→ **What you will do**
Look for the word "true" in the records, and copy each line where it appears.

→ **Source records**

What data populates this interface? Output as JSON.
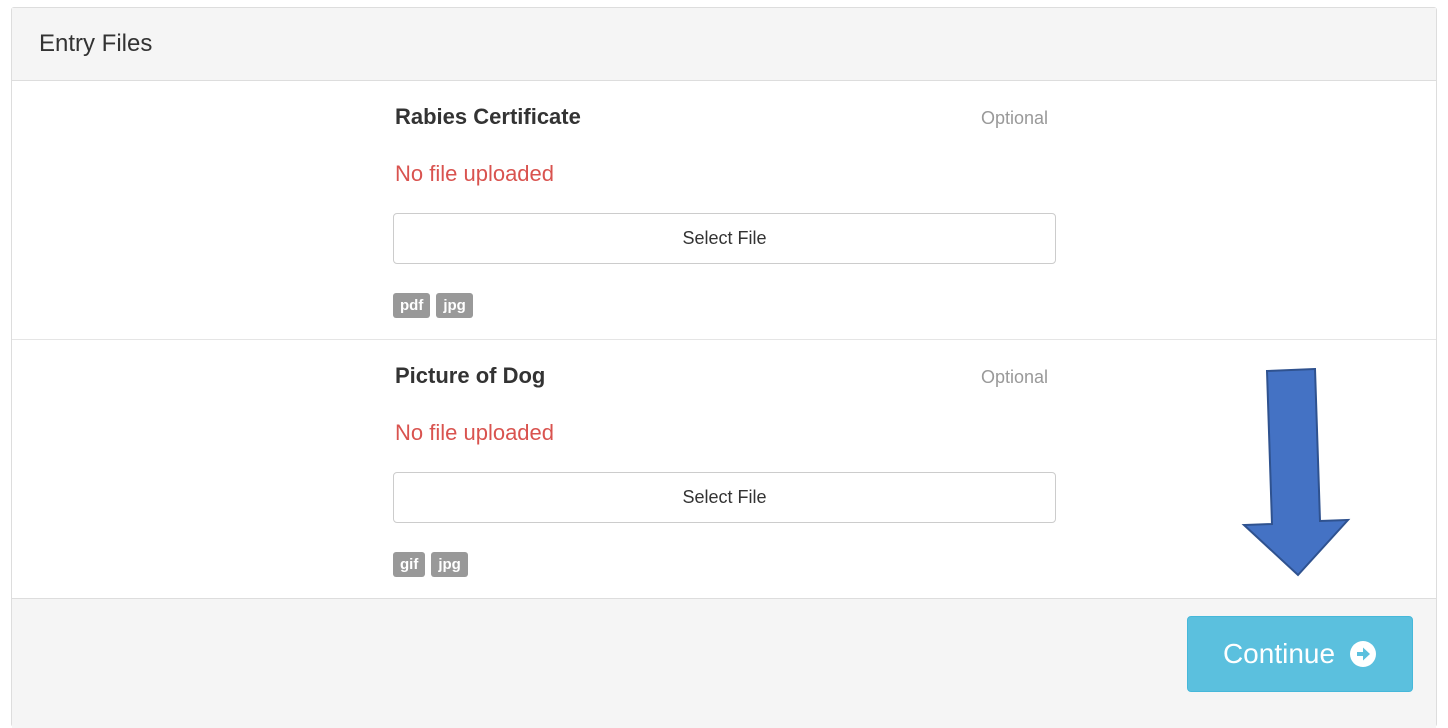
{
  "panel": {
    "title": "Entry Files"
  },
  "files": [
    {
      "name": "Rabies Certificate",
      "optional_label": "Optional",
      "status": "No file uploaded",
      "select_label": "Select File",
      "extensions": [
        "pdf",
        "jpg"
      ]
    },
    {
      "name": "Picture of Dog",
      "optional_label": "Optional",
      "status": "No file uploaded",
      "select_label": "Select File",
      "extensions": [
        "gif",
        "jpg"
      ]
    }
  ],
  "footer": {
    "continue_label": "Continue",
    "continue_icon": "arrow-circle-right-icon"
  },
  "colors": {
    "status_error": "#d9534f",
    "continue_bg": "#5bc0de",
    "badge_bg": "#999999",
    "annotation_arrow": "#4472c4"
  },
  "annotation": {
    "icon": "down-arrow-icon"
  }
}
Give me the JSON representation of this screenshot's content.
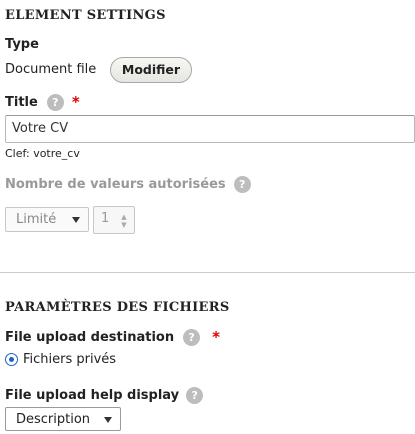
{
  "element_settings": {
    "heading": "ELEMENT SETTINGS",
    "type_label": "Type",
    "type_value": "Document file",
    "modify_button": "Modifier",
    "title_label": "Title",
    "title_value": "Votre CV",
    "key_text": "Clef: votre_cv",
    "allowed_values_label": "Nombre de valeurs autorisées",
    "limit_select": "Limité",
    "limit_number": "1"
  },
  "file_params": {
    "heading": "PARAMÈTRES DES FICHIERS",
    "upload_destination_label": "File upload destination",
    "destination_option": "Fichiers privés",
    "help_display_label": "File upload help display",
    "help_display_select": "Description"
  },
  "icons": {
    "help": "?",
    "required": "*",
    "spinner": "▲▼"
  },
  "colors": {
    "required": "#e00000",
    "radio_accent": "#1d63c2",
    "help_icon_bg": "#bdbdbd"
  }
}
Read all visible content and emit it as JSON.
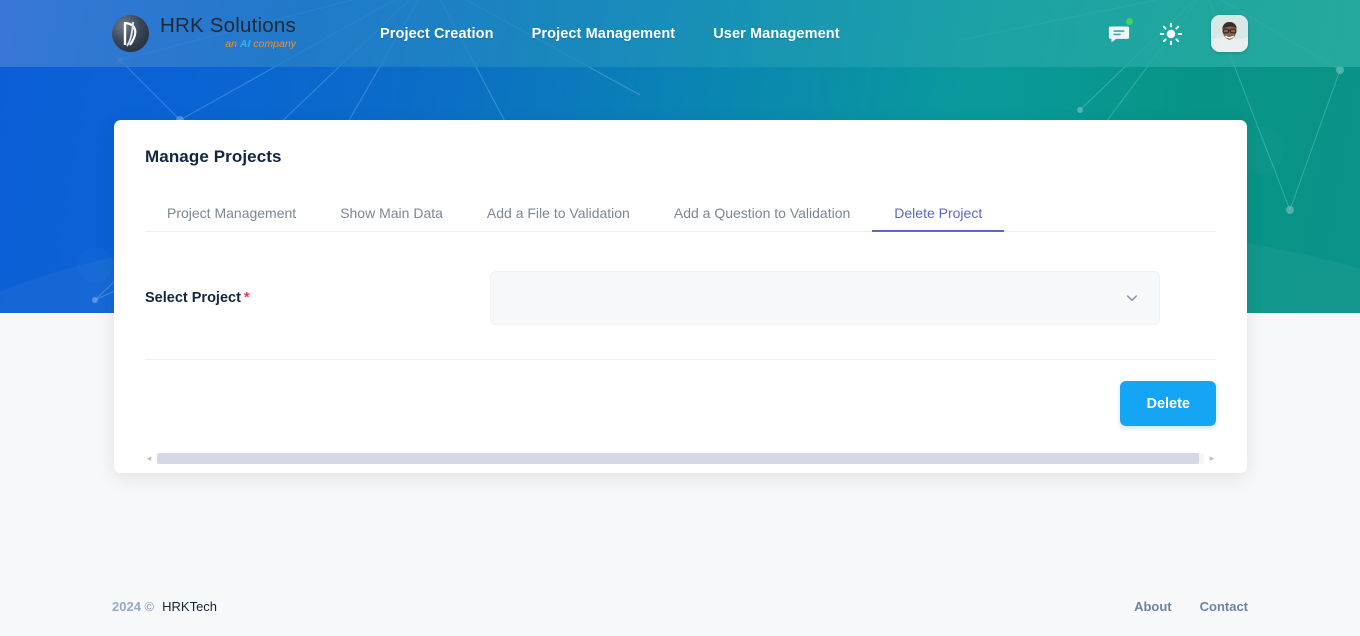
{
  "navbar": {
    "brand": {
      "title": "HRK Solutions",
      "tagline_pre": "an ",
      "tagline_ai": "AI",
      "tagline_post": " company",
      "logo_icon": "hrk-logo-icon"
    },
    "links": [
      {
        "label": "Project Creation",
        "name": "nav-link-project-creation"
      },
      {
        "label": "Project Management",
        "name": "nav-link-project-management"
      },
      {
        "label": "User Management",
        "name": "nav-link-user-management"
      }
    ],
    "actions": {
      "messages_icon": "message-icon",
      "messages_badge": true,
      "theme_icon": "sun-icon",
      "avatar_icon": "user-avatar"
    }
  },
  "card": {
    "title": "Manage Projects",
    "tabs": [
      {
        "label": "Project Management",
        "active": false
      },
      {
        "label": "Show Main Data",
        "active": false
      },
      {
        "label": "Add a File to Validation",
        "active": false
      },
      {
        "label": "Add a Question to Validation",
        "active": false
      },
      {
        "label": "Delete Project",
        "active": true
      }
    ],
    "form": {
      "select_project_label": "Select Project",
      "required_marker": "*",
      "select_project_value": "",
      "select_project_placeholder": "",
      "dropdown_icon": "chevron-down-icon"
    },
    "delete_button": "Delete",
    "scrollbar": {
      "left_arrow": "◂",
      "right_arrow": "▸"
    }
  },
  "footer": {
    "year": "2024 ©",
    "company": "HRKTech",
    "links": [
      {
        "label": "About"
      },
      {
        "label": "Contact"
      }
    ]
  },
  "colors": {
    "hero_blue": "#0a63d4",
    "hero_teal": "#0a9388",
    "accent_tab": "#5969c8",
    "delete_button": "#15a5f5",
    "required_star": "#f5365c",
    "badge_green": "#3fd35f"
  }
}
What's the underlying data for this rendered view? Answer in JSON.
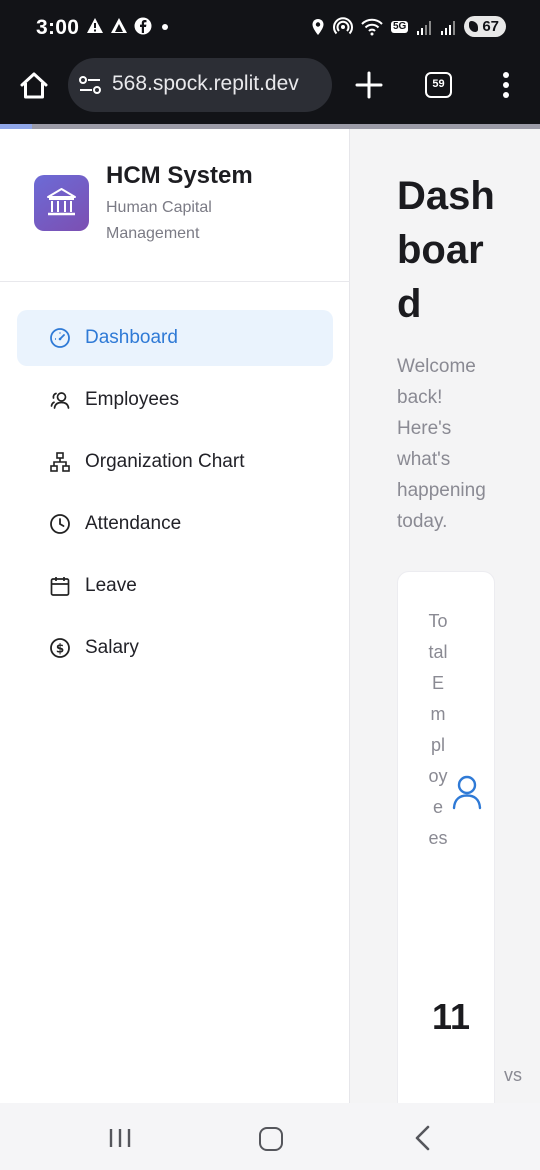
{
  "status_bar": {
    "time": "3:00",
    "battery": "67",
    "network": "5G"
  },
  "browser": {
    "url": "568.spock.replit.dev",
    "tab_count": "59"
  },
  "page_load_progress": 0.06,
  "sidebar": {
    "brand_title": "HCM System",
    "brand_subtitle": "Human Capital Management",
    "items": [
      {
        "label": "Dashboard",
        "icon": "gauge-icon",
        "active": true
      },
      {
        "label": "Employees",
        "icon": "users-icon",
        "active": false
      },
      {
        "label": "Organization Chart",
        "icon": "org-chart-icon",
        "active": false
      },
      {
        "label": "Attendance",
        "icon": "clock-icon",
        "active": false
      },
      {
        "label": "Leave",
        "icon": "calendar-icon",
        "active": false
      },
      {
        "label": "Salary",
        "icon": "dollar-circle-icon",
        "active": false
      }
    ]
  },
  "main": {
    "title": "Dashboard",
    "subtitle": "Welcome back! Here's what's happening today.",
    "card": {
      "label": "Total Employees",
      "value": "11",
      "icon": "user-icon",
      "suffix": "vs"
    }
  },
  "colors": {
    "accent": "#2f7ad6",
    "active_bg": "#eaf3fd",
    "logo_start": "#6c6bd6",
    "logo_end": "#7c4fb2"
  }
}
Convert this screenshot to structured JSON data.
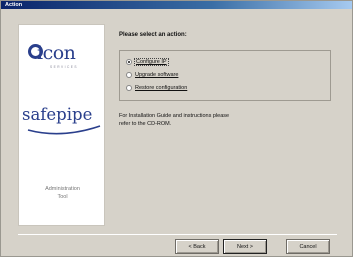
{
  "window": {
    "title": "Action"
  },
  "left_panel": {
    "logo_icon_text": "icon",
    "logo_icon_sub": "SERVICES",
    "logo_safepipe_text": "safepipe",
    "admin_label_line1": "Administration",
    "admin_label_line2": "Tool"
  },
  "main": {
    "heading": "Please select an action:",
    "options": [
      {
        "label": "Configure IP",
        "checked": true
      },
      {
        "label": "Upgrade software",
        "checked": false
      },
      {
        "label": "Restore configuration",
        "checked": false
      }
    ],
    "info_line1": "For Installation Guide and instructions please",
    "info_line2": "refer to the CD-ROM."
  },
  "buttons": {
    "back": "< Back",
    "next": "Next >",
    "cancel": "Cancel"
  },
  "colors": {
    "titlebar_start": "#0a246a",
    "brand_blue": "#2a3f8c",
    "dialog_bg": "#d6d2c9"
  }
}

→ **Written solution**
      "messages_badge": true,
        "active": true
        "active": true
        "checked": true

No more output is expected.